Honey along with her grandson, Randy Morse, thought a short-term, $450 loan вЂ” basically, an advance against her next three personal Security checks вЂ” would get her on the hump.
“we had been in quite a situation that is desperate. It had been a matter of investing in rent and food,” Morse stated. “They said every thing ended up being fine, in 3 months we would be all settled.”
A 12 months later on, Honey had compensated $597 toward her $450 loan in addition to loan provider, Allied advance loan, stated she nevertheless owed $776.
That type of loan is achievable due to a few words included three years ago to your state legislation that cleared just how for stores to offer bank cards, states Del. David Yancey, R-Newport Information. The end result, he claims, is a debt that may be extremely difficult to settle.
Oahu is the sort of steamrolling financial obligation that Virginia lawmakers attempted to stay in 2009 by tightening guidelines for payday lenders.
Allied advance loan failed to react to concerns through the day-to-day Press.
Honey is not really the only Virginian who felt caught by what is called an open-end credit plan, that are marketed as payday advances or automobile name loans or cash advances. The attention price on her behalf loan ended up being 360 per cent. In addition to that, she ended up being necessary to spend a $50 participation fee that is monthly.
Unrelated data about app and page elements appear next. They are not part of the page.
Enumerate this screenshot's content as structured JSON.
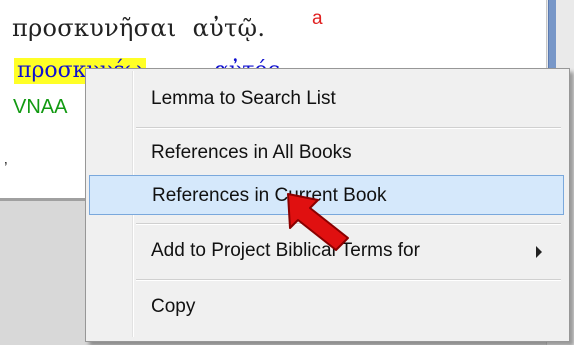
{
  "text_pane": {
    "greek_word_1": "προσκυνῆσαι",
    "greek_word_2": "αὐτῷ.",
    "footnote_marker": "a",
    "lexical_form_1": "προσκυνέω",
    "lexical_form_2": "αὐτός",
    "parse_code": "VNAA",
    "small_mark": "’"
  },
  "context_menu": {
    "items": [
      {
        "label": "Lemma to Search List"
      },
      {
        "label": "References in All Books"
      },
      {
        "label": "References in Current Book",
        "state": "hovered"
      },
      {
        "label": "Add to Project Biblical Terms for",
        "has_submenu": true
      },
      {
        "label": "Copy"
      }
    ]
  },
  "colors": {
    "highlight": "#ffff26",
    "footnote": "#e02020",
    "lexical": "#1010d0",
    "parse": "#129a12",
    "menu_hover": "#d5e8fb",
    "pointer": "#e01010"
  },
  "icons": {
    "submenu": "chevron-right-icon",
    "annotation": "red-arrow-pointer-icon"
  }
}
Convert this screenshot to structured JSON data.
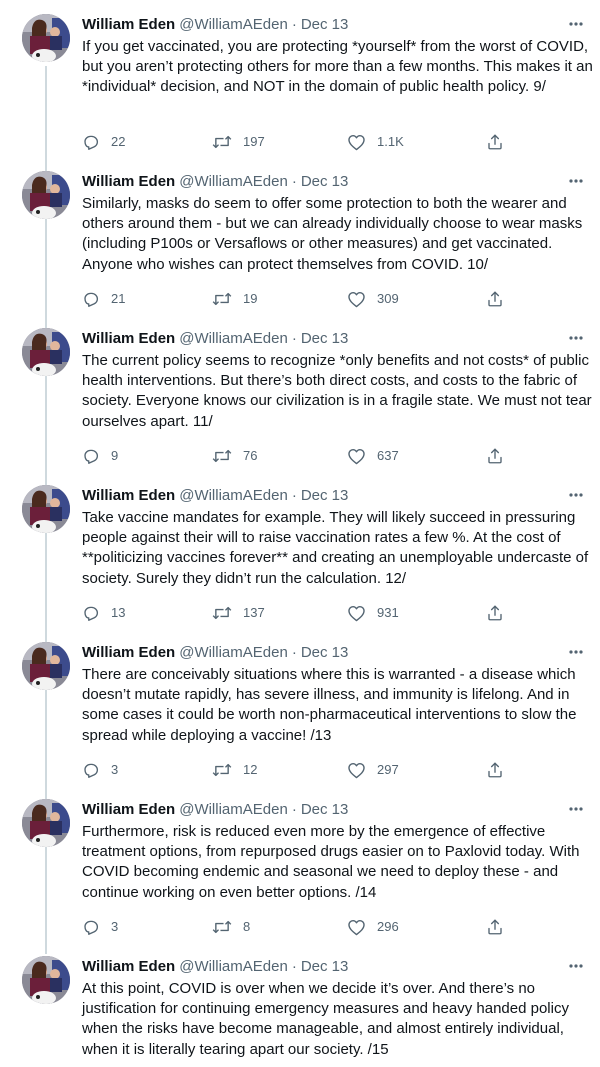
{
  "author": {
    "name": "William Eden",
    "handle": "@WilliamAEden",
    "separator": "·",
    "date": "Dec 13"
  },
  "tweets": [
    {
      "text": "If you get vaccinated, you are protecting *yourself* from the worst of COVID, but you aren’t protecting others for more than a few months. This makes it an *individual* decision, and NOT in the domain of public health policy. 9/",
      "replies": "22",
      "retweets": "197",
      "likes": "1.1K"
    },
    {
      "text": "Similarly, masks do seem to offer some protection to both the wearer and others around them - but we can already individually choose to wear masks (including P100s or Versaflows or other measures) and get vaccinated. Anyone who wishes can protect themselves from COVID. 10/",
      "replies": "21",
      "retweets": "19",
      "likes": "309"
    },
    {
      "text": "The current policy seems to recognize *only benefits and not costs* of public health interventions. But there’s both direct costs, and costs to the fabric of society. Everyone knows our civilization is in a fragile state. We must not tear ourselves apart. 11/",
      "replies": "9",
      "retweets": "76",
      "likes": "637"
    },
    {
      "text": "Take vaccine mandates for example. They will likely succeed in pressuring people against their will to raise vaccination rates a few %. At the cost of **politicizing vaccines forever** and creating an unemployable undercaste of society. Surely they didn’t run the calculation. 12/",
      "replies": "13",
      "retweets": "137",
      "likes": "931"
    },
    {
      "text": "There are conceivably situations where this is warranted - a disease which doesn’t mutate rapidly, has severe illness, and immunity is lifelong. And in some cases it could be worth non-pharmaceutical interventions to slow the spread while deploying a vaccine! /13",
      "replies": "3",
      "retweets": "12",
      "likes": "297"
    },
    {
      "text": "Furthermore, risk is reduced even more by the emergence of effective treatment options, from repurposed drugs easier on to Paxlovid today. With COVID becoming endemic and seasonal we need to deploy these - and continue working on even better options. /14",
      "replies": "3",
      "retweets": "8",
      "likes": "296"
    },
    {
      "text": "At this point, COVID is over when we decide it’s over. And there’s no justification for continuing emergency measures and heavy handed policy when the risks have become manageable, and almost entirely individual, when it is literally tearing apart our society. /15",
      "replies": "",
      "retweets": "",
      "likes": ""
    }
  ],
  "icons": {
    "more": "more-horizontal-icon",
    "reply": "reply-icon",
    "retweet": "retweet-icon",
    "like": "heart-icon",
    "share": "share-icon"
  },
  "colors": {
    "text": "#0f1419",
    "secondary": "#536471",
    "thread_line": "#cfd9de"
  }
}
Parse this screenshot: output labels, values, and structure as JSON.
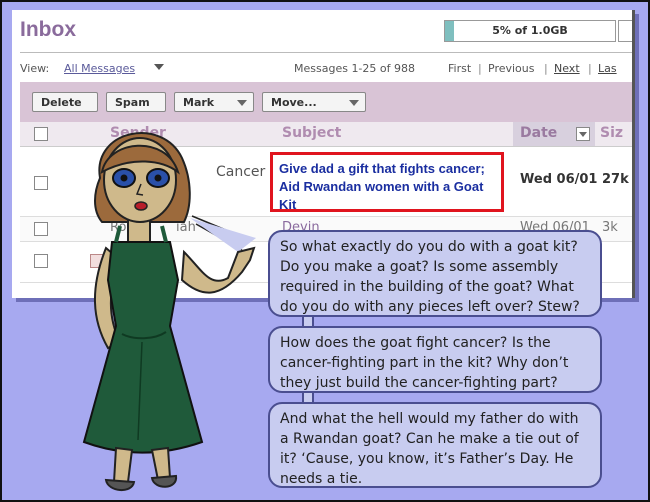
{
  "inbox": {
    "title": "Inbox",
    "quota_label": "5% of 1.0GB",
    "quota_fraction": 0.05,
    "view_label": "View:",
    "view_value": "All Messages",
    "messages_count": "Messages 1-25 of 988",
    "nav_first": "First",
    "nav_sep": "|",
    "nav_previous": "Previous",
    "nav_next": "Next",
    "nav_last": "Las"
  },
  "toolbar": {
    "delete_label": "Delete",
    "spam_label": "Spam",
    "mark_label": "Mark",
    "move_label": "Move..."
  },
  "columns": {
    "sender": "Sender",
    "subject": "Subject",
    "date": "Date",
    "size": "Siz"
  },
  "rows": [
    {
      "sender": "Cancer",
      "subject": "Give dad a gift that fights cancer; Aid Rwandan women with a Goat Kit",
      "date": "Wed 06/01",
      "size": "27k"
    },
    {
      "sender": "Rose",
      "sender_tail": "iah",
      "subject": "Devin",
      "date": "Wed 06/01",
      "size": "3k"
    },
    {
      "sender": "",
      "subject": "",
      "date": "",
      "size": ""
    }
  ],
  "speech": [
    "So what exactly do you do with a goat kit? Do you make a goat? Is some assembly required in the building of the goat? What do you do with any pieces left over? Stew?",
    "How does the goat fight cancer? Is the cancer-fighting part in the kit? Why don’t they just build the cancer-fighting part?",
    "And what the hell would my father do with a Rwandan goat? Can he make a tie out of it?  ‘Cause, you know, it’s Father’s Day. He needs a tie."
  ],
  "colors": {
    "background": "#a7a9f0",
    "bubble": "#c8ccf0",
    "highlight_border": "#e0141e",
    "subject_link": "#1a2ea0",
    "dress": "#1f5a3a"
  }
}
Like a charge card, an open-end credit plan вЂ” typically known as a line of credit in the paperwork вЂ” is meant allow you to borrow just as much as you would like, as much as a pre-set limitation, and repay that which you borrow because quickly or gradually while you like, as long as you make the very least payment per month.